JAKARTA (Reuters) - Jakarta voters head to the polls on Wednesday to elect a governor for Indonesia’s capital after a campaign that incited political and religious tensions in the world’s most populous Muslim country.
The race to lead the city of more than 10 million has been fought by two candidates - an ethnic Chinese Christian and a Muslim. It has triggered mass protests and stirred religious and political tensions in the world’s third largest democracy.
Basuki Tjahaja Purnama, known by his Chinese nickname as “Ahok”, is the incumbent governor who took over running Jakarta in 2014 when his then boss, Joko Widodo, won the presidency. Purnama, 50, is the city’s first ethnic Chinese and Christian leader and is backed by the ruling Indonesian Democratic Party of Struggle (PDI-P).
Purnama is standing trial on blasphemy charges after allegedly insulting the Koran during the campaign. Hundreds of thousands of protesters rallied after an edited video of his comments about a Koranic verse were circulated. He has appeared in court throughout the campaign. If he wins the election but is convicted of blasphemy, Purnama can assume office as long as an appeals process is going on.

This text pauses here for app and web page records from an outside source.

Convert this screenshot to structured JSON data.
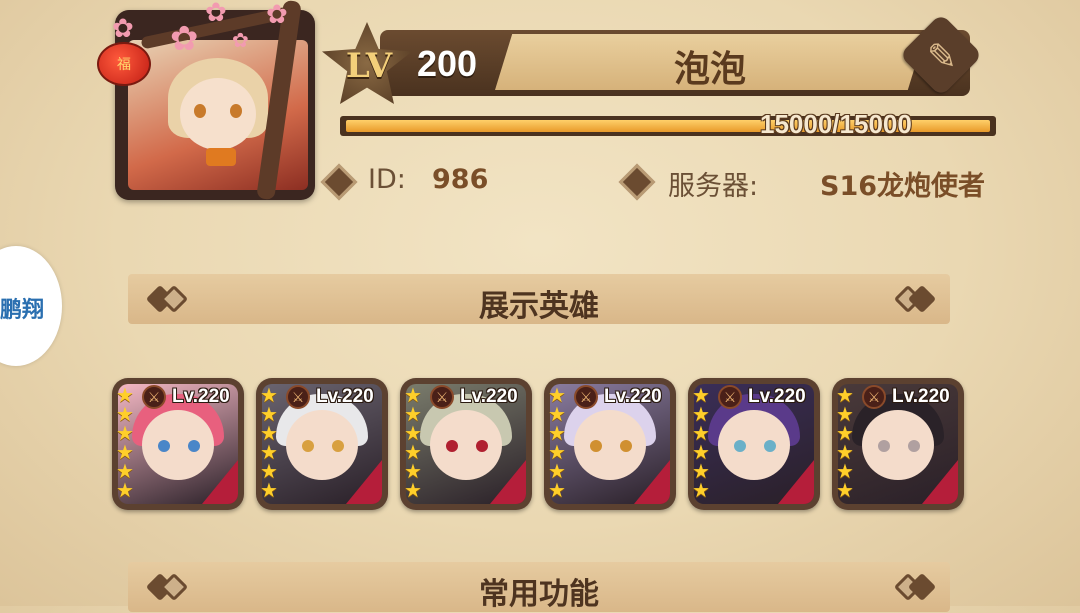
{
  "profile": {
    "avatar_icon": "character-portrait",
    "lantern_char": "福",
    "level_prefix": "LV",
    "level": "200",
    "name": "泡泡",
    "exp_text": "15000/15000",
    "exp_fraction": 1.0,
    "id_label": "ID:",
    "id_value": "986",
    "server_label": "服务器:",
    "server_value": "S16龙炮使者"
  },
  "watermark": {
    "text": "鹏翔"
  },
  "sections": {
    "heroes_title": "展示英雄",
    "functions_title": "常用功能"
  },
  "heroes": [
    {
      "level": "Lv.220",
      "stars": 6,
      "hair": "#e8607e",
      "bg": "#f4b8c4",
      "eye": "#4a86c8"
    },
    {
      "level": "Lv.220",
      "stars": 6,
      "hair": "#e8e8ea",
      "bg": "#6a6470",
      "eye": "#d8a040"
    },
    {
      "level": "Lv.220",
      "stars": 6,
      "hair": "#c8c8b0",
      "bg": "#7a7c6c",
      "eye": "#b02030"
    },
    {
      "level": "Lv.220",
      "stars": 6,
      "hair": "#dcd2ec",
      "bg": "#8a7ca0",
      "eye": "#d09030"
    },
    {
      "level": "Lv.220",
      "stars": 6,
      "hair": "#5a3a8a",
      "bg": "#3a2e58",
      "eye": "#6ab0c8"
    },
    {
      "level": "Lv.220",
      "stars": 6,
      "hair": "#2a2228",
      "bg": "#4a3a3a",
      "eye": "#b0a0a0"
    }
  ],
  "colors": {
    "accent": "#7a4e28",
    "card_stripe": "#b51e3a",
    "star": "#ffcf2a"
  }
}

Purnama’s policies include new infrastructure to fix Jakarta’s chronic traffic congestion, flood mitigation, better waste management and anti-corruption measures.
Anies Baswedan, 47, is the former rector of Jakarta’s Paramadina University and campaign manager for Widodo during the 2014 election. Widodo appointed him education minister but sacked him less than two years later.
Baswedan has shifted allegiance to Widodo’s presidential rival in the 2014 campaign, Prabowo Subianto, and now represents Subianto’s Gerindra Party. Baswedan was criticised for meeting hardline Islamists during the campaign. His platform has focused on improving public education and combating the rising cost of living. He opposes a giant seawall in Jakarta Bay that Purnama has advocated.
The April 19 election is a runoff between the two most popular candidates in the first round of polling held on Feb. 15. In the first round, Purnama received 43 per cent of the vote and Baswedan 40 per cent. A third candidate, Agus Yudhoyono, dropped out of the race after receiving only 17 per cent of the vote.
A candidate needs a simple majority to win.
Private pollsters approved by the General Elections Commission will conduct quick counts of a sample of votes after polls close on April 19, giving an indication of the winner.
Official results are expected to be announced by the elections commission by May 5-6.
Defeated candidates can dispute the results in the Constitutional Court.
About 7.1 million people are registered to vote in Jakarta. The turnout was 77 per cent for the first round of voting.
Compiled by Jakarta bureau; Editing by Bill Tarrant